The alumni program, which just reached a milestone of more than 10,000 alumni in 20 years, forms the center’s network of professionals and operates as a force multiplier in building social capital, said Markley.

Networking is the first of three main components of social capital, followed by trust and shared values, said Markley, who is also an alumna after attending a nine-week “Leaders of the 21st Century” Course in 2002. At that time, she was a captain in the Romanian army. She is still in contact with her fellow classmates, Marshall Center faculty and staff.

“My research shows that the Marshall Center is the starting place for friendships that become loaded with trust and shared understanding of values – a type of common ground that builds among the international participants,” Markley said. “What came out of my research was that the Marshall Center has a critical role in transferring democratic values to participants, who in turn carry those new values to their countries and start changing their own environment. They become agents of change.”

Included in the results chapter on agents of change are responses from alumni on how they applied their Marshall Center experiences in their countries. Markley said some alumni told her they implemented new systems of practices in their countries. Others told her that they established new counterterrorism and cyber security institutions or programs. 

There were alumni from shortly after the center was founded in 1993 who told her how they applied their Marshall Center experiences 10 years ago that made her exclaim, “That’s huge.” These alumni were instrumental in formulating new national security strategies for their countries.

Another unexpected application was how alumni, who are now university professors and military academy commanders, modeled their methods of teaching from the Marshall Center.
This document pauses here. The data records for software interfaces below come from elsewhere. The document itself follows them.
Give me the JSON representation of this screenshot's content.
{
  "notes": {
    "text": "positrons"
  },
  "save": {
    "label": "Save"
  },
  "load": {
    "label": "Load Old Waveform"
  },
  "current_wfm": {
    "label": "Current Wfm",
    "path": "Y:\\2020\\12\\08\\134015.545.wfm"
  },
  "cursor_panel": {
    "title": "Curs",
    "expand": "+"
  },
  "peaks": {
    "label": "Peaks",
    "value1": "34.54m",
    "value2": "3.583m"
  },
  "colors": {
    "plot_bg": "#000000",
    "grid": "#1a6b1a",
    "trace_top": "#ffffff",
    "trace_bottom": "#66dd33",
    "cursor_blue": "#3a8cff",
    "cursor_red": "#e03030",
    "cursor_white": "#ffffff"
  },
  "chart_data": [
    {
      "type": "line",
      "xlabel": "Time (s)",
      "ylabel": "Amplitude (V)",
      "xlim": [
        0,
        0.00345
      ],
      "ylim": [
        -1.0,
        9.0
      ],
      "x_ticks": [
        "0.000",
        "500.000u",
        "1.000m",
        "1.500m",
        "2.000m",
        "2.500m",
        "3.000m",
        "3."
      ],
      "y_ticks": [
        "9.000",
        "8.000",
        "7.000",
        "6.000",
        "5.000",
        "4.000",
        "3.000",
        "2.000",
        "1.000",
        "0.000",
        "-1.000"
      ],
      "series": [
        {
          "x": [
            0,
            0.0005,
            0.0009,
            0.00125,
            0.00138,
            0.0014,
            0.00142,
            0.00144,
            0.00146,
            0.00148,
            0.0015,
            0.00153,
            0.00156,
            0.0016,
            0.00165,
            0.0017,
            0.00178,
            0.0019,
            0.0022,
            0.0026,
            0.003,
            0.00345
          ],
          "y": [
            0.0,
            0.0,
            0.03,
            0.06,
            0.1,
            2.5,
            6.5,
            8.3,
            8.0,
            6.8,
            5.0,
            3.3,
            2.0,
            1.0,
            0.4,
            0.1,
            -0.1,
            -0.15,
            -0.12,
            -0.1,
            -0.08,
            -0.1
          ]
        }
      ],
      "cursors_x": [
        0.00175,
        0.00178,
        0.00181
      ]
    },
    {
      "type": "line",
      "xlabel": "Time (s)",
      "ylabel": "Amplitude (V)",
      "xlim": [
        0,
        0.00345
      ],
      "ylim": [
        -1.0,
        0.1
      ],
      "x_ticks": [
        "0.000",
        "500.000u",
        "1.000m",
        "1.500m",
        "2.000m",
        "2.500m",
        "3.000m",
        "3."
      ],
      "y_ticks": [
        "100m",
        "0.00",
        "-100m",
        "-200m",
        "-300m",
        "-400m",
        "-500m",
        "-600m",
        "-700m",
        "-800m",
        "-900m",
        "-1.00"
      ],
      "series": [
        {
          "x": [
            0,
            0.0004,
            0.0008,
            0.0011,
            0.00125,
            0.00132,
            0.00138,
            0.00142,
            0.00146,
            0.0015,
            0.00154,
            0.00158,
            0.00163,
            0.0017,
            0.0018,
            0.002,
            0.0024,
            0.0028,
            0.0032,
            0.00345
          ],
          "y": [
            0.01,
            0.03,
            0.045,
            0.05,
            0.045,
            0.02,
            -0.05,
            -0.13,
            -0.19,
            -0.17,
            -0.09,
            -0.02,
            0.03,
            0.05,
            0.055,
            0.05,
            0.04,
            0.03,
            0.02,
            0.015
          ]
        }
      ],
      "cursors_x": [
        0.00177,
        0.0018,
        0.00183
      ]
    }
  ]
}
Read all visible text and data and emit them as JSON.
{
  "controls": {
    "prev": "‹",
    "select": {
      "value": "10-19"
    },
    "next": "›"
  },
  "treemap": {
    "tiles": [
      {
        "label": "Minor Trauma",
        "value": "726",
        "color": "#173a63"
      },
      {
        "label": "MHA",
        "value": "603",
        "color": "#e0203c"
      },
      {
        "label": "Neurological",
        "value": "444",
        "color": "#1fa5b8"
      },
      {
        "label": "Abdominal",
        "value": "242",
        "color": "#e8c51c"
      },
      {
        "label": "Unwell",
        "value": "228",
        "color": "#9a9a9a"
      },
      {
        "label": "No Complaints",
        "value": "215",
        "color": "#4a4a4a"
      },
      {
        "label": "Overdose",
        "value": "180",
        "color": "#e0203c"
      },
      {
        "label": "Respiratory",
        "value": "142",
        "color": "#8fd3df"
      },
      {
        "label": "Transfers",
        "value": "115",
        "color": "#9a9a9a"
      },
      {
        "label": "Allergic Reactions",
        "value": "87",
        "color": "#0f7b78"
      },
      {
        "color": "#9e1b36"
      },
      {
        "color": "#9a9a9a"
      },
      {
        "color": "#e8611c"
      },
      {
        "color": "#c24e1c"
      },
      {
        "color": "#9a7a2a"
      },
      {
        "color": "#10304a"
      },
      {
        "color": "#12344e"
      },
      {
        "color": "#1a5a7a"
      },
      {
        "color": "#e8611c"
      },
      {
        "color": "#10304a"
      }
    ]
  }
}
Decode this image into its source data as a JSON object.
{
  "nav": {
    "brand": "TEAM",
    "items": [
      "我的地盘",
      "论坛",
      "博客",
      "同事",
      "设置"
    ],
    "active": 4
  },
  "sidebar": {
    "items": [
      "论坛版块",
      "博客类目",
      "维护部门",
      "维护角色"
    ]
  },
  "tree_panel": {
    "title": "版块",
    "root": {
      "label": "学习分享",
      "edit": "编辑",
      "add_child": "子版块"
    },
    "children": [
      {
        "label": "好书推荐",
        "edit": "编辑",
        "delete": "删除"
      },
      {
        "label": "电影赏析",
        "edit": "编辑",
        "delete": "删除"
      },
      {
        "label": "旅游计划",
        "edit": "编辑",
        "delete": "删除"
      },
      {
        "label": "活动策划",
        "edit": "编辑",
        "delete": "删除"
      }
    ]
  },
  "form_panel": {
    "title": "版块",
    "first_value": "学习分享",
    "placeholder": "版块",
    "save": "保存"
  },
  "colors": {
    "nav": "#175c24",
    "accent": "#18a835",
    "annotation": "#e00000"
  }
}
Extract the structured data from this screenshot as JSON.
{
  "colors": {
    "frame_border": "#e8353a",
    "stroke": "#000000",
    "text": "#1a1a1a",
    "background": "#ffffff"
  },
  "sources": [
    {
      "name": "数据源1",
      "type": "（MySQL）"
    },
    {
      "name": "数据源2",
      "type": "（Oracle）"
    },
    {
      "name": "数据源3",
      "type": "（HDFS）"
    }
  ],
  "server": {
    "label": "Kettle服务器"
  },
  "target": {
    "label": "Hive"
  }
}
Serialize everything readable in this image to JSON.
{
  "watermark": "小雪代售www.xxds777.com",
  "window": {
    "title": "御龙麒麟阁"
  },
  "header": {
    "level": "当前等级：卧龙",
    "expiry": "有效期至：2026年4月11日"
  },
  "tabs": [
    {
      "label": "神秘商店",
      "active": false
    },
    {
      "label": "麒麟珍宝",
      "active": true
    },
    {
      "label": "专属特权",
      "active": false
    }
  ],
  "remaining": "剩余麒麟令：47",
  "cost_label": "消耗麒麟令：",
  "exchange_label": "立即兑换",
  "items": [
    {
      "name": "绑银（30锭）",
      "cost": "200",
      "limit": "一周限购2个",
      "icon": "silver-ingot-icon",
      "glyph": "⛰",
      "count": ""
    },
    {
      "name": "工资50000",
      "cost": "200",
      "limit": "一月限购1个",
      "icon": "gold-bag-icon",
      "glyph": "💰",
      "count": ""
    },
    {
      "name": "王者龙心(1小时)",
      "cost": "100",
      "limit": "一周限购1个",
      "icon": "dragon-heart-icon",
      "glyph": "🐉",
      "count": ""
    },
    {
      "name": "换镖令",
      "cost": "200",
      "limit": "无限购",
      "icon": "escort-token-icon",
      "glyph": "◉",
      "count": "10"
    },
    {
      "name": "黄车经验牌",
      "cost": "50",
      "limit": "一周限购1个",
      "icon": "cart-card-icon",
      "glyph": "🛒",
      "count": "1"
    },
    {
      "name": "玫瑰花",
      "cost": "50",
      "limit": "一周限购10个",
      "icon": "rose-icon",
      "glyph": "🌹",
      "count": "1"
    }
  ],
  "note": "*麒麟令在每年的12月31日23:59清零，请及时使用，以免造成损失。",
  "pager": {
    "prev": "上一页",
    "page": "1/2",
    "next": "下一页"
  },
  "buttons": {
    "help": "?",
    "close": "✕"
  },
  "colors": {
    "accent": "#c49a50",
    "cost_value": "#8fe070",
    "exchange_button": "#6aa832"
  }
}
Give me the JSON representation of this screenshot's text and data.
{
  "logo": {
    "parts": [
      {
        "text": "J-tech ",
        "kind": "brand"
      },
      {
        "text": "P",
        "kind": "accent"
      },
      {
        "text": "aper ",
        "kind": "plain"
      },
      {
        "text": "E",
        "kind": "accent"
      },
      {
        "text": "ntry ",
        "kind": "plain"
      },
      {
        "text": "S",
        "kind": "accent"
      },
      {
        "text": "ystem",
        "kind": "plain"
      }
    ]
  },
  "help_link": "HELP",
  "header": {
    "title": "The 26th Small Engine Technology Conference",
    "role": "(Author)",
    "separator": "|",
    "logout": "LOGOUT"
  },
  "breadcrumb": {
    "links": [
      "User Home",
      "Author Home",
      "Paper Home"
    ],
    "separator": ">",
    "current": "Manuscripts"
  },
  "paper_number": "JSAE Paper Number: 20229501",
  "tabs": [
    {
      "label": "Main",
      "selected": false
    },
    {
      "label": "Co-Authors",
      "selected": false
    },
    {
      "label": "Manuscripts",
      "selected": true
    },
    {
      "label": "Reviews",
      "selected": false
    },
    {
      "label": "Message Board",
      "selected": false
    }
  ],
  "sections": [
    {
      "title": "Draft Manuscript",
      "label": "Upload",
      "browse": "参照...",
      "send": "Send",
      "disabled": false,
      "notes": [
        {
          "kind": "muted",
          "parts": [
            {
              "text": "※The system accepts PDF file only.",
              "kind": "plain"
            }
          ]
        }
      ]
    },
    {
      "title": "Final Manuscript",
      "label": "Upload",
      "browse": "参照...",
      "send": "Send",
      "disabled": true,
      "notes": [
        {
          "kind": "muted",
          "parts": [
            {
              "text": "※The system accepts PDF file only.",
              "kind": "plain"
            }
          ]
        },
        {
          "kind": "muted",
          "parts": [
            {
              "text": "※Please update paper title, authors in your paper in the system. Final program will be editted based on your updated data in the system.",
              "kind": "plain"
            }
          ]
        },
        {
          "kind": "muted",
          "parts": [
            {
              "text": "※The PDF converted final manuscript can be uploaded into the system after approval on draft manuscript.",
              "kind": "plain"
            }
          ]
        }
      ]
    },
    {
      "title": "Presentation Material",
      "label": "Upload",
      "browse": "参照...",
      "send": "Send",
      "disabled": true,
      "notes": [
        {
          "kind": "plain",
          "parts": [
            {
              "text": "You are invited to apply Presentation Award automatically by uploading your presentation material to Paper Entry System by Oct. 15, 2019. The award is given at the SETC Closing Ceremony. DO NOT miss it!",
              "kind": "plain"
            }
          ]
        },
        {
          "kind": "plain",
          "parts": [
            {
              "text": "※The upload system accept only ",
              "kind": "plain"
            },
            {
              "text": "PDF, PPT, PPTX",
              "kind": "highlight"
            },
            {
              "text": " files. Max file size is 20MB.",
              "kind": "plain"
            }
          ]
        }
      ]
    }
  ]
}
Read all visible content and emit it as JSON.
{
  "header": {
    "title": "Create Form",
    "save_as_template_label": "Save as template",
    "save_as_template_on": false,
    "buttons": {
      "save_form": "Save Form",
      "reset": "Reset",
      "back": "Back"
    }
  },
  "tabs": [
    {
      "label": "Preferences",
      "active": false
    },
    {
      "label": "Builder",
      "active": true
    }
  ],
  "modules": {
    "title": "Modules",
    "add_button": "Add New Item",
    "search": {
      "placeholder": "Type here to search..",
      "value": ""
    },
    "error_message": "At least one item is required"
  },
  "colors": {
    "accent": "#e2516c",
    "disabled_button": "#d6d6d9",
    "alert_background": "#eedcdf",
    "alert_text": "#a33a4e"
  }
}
Markley said they all told her that they stopped lecturing and instead, encouraged critical thinking through discussions, case studies, guest speakers and “How would you solve that?” working groups. Some of these alumni added that they also introduced new courses and topics, and instructed their professors to follow this critical-thinking approach.

Markley added that the partnership of the U.S. Department of Defense and the German Ministry of Defense at the Marshall Center showed participants that cooperation among nations can work.

“Alumni from more recent democracies in Eastern Europe and Asia reported having a more positive attitude toward cooperation with others from different cultures and religions after their experiences at the Marshall Center,” Markley said. “I think part of that is that they are mirroring the cooperation taking place here between Americans and Germans.”

The mission of the Marshall Center is to create a more stable security environment by advancing democratic institutions and relationships, especially in the field of defense; promoting active, peaceful security cooperation; and enhancing enduring partnerships among the nations of North America, Europe and Eurasia.